* **Instructions for the task**
Copy out each line of the data that holds the string "icon".

Component data from apps and pages:
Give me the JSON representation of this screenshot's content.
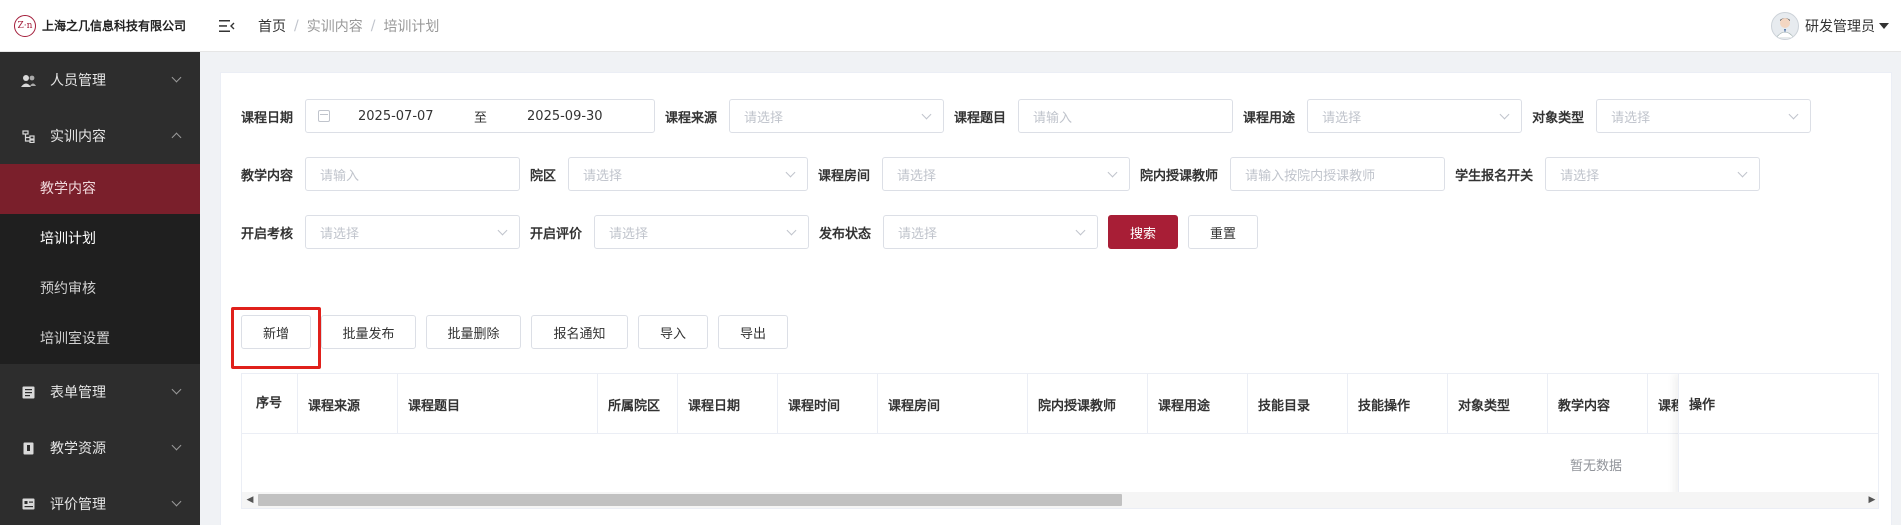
{
  "app": {
    "logo_mark": "Z·n",
    "company": "上海之几信息科技有限公司"
  },
  "breadcrumb": {
    "home": "首页",
    "section": "实训内容",
    "page": "培训计划",
    "separator": "/"
  },
  "user": {
    "name": "研发管理员"
  },
  "sidebar": {
    "groups": [
      {
        "label": "人员管理",
        "icon": "user-group-icon"
      },
      {
        "label": "实训内容",
        "icon": "tree-icon"
      },
      {
        "label": "表单管理",
        "icon": "form-icon"
      },
      {
        "label": "教学资源",
        "icon": "book-icon"
      },
      {
        "label": "评价管理",
        "icon": "rating-icon"
      }
    ],
    "sub_items": [
      {
        "label": "教学内容"
      },
      {
        "label": "培训计划"
      },
      {
        "label": "预约审核"
      },
      {
        "label": "培训室设置"
      }
    ]
  },
  "filters": {
    "course_date": {
      "label": "课程日期",
      "start": "2025-07-07",
      "to": "至",
      "end": "2025-09-30"
    },
    "course_source": {
      "label": "课程来源",
      "placeholder": "请选择"
    },
    "course_topic": {
      "label": "课程题目",
      "placeholder": "请输入"
    },
    "course_purpose": {
      "label": "课程用途",
      "placeholder": "请选择"
    },
    "target_type": {
      "label": "对象类型",
      "placeholder": "请选择"
    },
    "teaching_content": {
      "label": "教学内容",
      "placeholder": "请输入"
    },
    "campus": {
      "label": "院区",
      "placeholder": "请选择"
    },
    "course_room": {
      "label": "课程房间",
      "placeholder": "请选择"
    },
    "instructor": {
      "label": "院内授课教师",
      "placeholder": "请输入按院内授课教师"
    },
    "student_signup": {
      "label": "学生报名开关",
      "placeholder": "请选择"
    },
    "assessment": {
      "label": "开启考核",
      "placeholder": "请选择"
    },
    "evaluation": {
      "label": "开启评价",
      "placeholder": "请选择"
    },
    "publish_status": {
      "label": "发布状态",
      "placeholder": "请选择"
    },
    "search_button": "搜索",
    "reset_button": "重置"
  },
  "toolbar": {
    "add": "新增",
    "batch_publish": "批量发布",
    "batch_delete": "批量删除",
    "signup_notice": "报名通知",
    "import": "导入",
    "export": "导出"
  },
  "table": {
    "columns": [
      "序号",
      "课程来源",
      "课程题目",
      "所属院区",
      "课程日期",
      "课程时间",
      "课程房间",
      "院内授课教师",
      "课程用途",
      "技能目录",
      "技能操作",
      "对象类型",
      "教学内容",
      "课程"
    ],
    "fixed_column": "操作",
    "empty_text": "暂无数据",
    "rows": []
  },
  "colors": {
    "sidebar_bg": "#2d2d2d",
    "active_item": "#7a1f2b",
    "primary": "#a81e36",
    "highlight": "#e0201b"
  }
}
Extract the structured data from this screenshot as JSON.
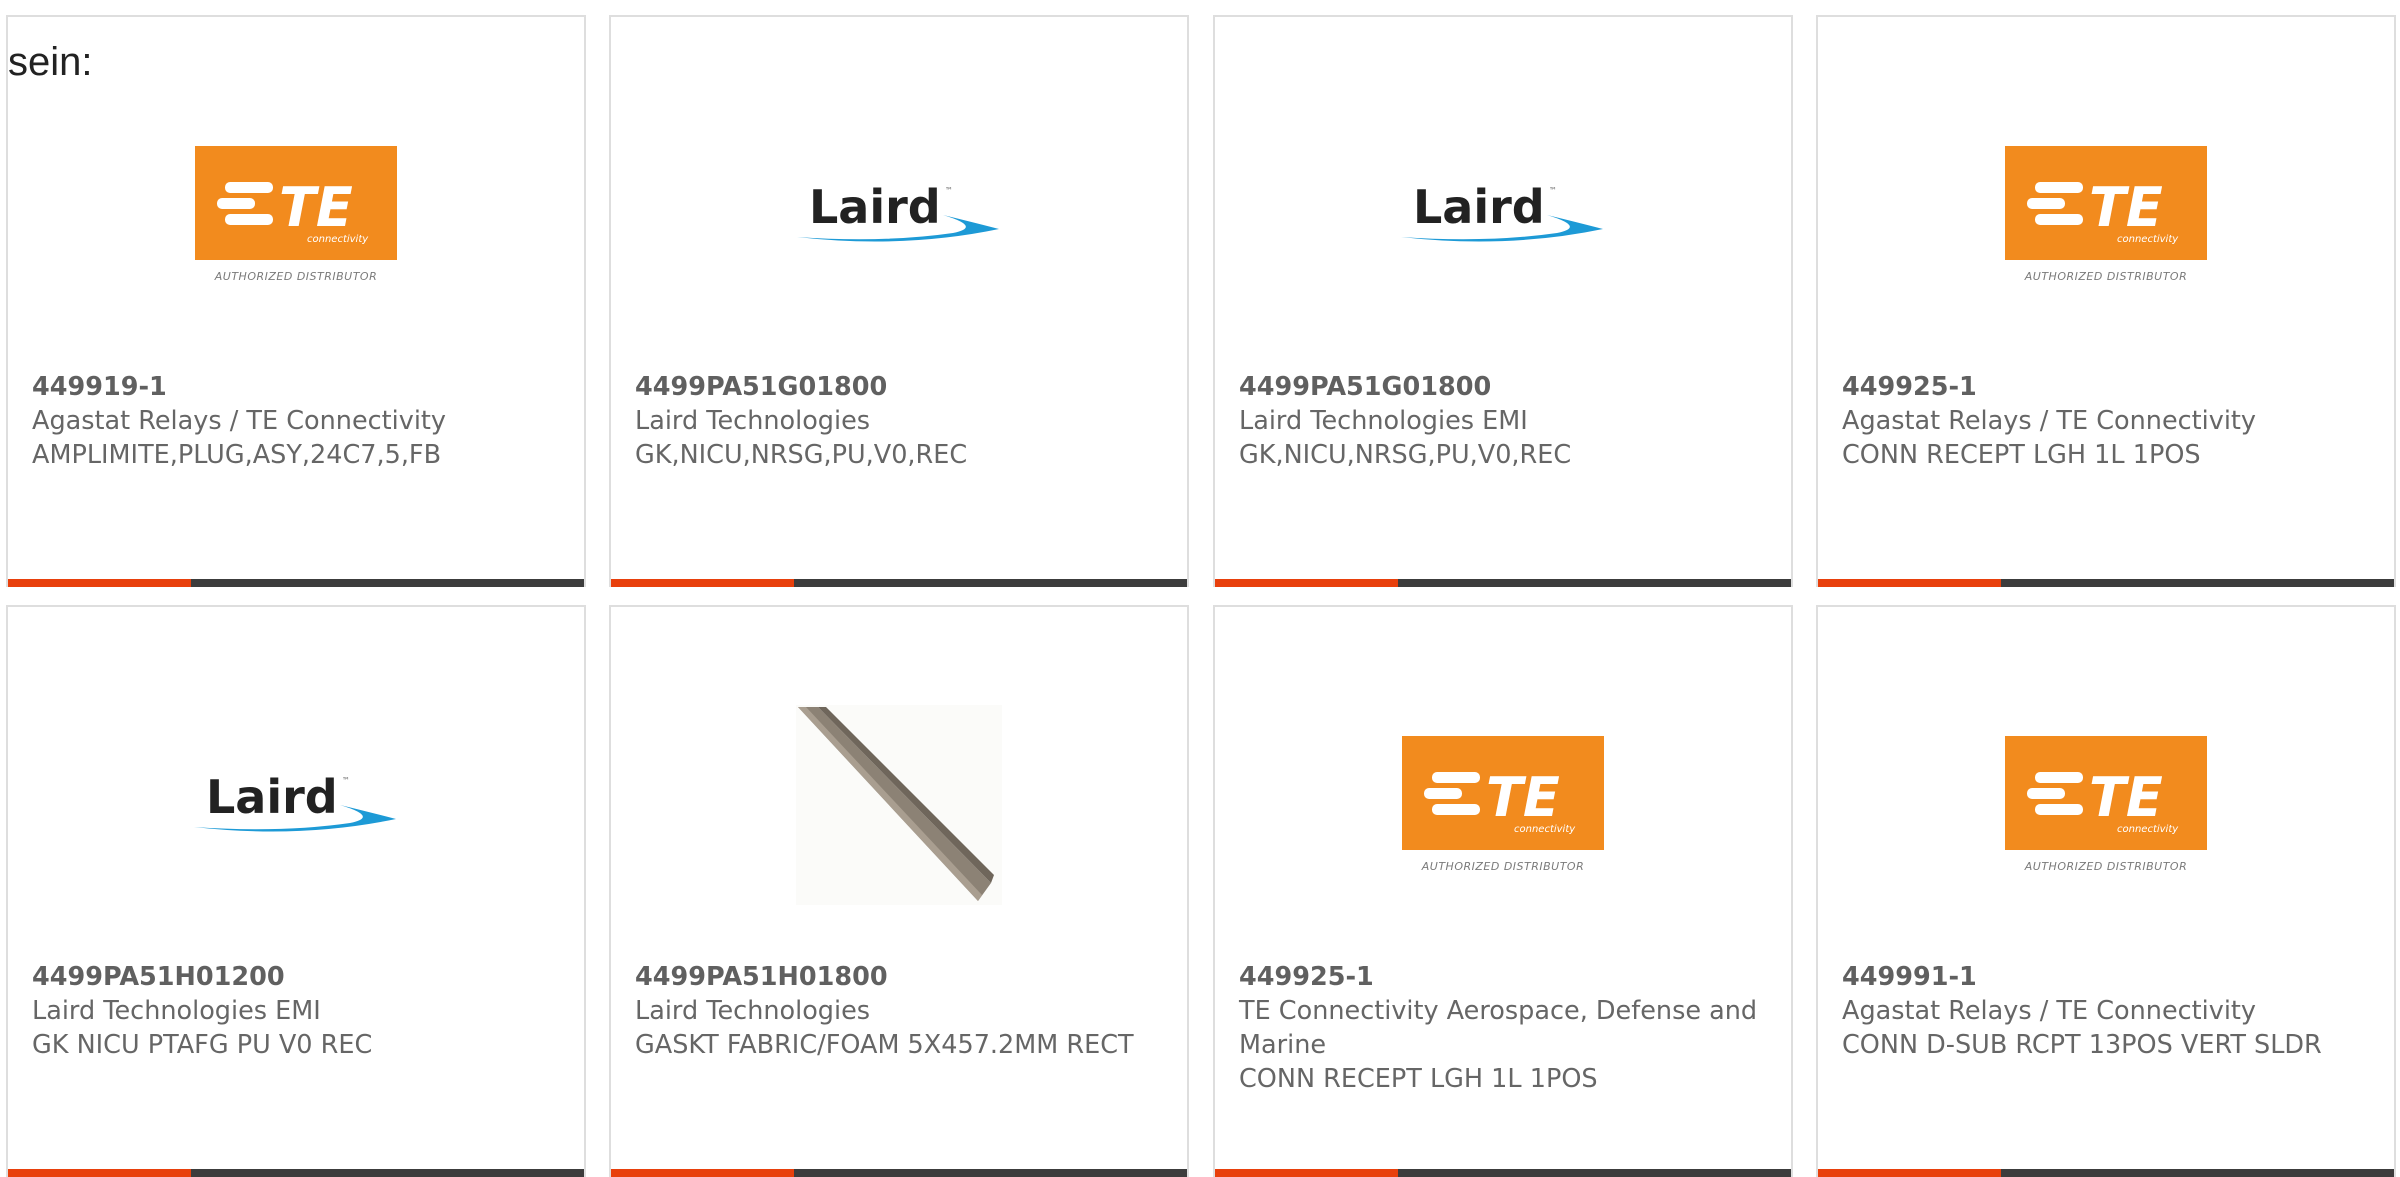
{
  "prefix_text": "sein:",
  "brand": {
    "accent_orange": "#e8400c",
    "bar_dark": "#3c3c3c",
    "te_orange": "#f28b1e"
  },
  "te_logo": {
    "wordmark": "TE",
    "sub": "connectivity",
    "distributor": "AUTHORIZED DISTRIBUTOR"
  },
  "laird_logo": {
    "wordmark": "Laird",
    "tm": "™"
  },
  "products": [
    {
      "image": "te-logo",
      "part_no": "449919-1",
      "manufacturer": "Agastat Relays / TE Connectivity",
      "description": "AMPLIMITE,PLUG,ASY,24C7,5,FB"
    },
    {
      "image": "laird-logo",
      "part_no": "4499PA51G01800",
      "manufacturer": "Laird Technologies",
      "description": "GK,NICU,NRSG,PU,V0,REC"
    },
    {
      "image": "laird-logo",
      "part_no": "4499PA51G01800",
      "manufacturer": "Laird Technologies EMI",
      "description": "GK,NICU,NRSG,PU,V0,REC"
    },
    {
      "image": "te-logo",
      "part_no": "449925-1",
      "manufacturer": "Agastat Relays / TE Connectivity",
      "description": "CONN RECEPT LGH 1L 1POS"
    },
    {
      "image": "laird-logo",
      "part_no": "4499PA51H01200",
      "manufacturer": "Laird Technologies EMI",
      "description": "GK NICU PTAFG PU V0 REC"
    },
    {
      "image": "gasket-photo",
      "part_no": "4499PA51H01800",
      "manufacturer": "Laird Technologies",
      "description": "GASKT FABRIC/FOAM 5X457.2MM RECT"
    },
    {
      "image": "te-logo",
      "part_no": "449925-1",
      "manufacturer": "TE Connectivity Aerospace, Defense and Marine",
      "description": "CONN RECEPT LGH 1L 1POS"
    },
    {
      "image": "te-logo",
      "part_no": "449991-1",
      "manufacturer": "Agastat Relays / TE Connectivity",
      "description": "CONN D-SUB RCPT 13POS VERT SLDR"
    }
  ]
}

* **Output for this exercise**
        "icon": "user-group-icon"
        "icon": "tree-icon"
        "icon": "form-icon"
        "icon": "book-icon"
        "icon": "rating-icon"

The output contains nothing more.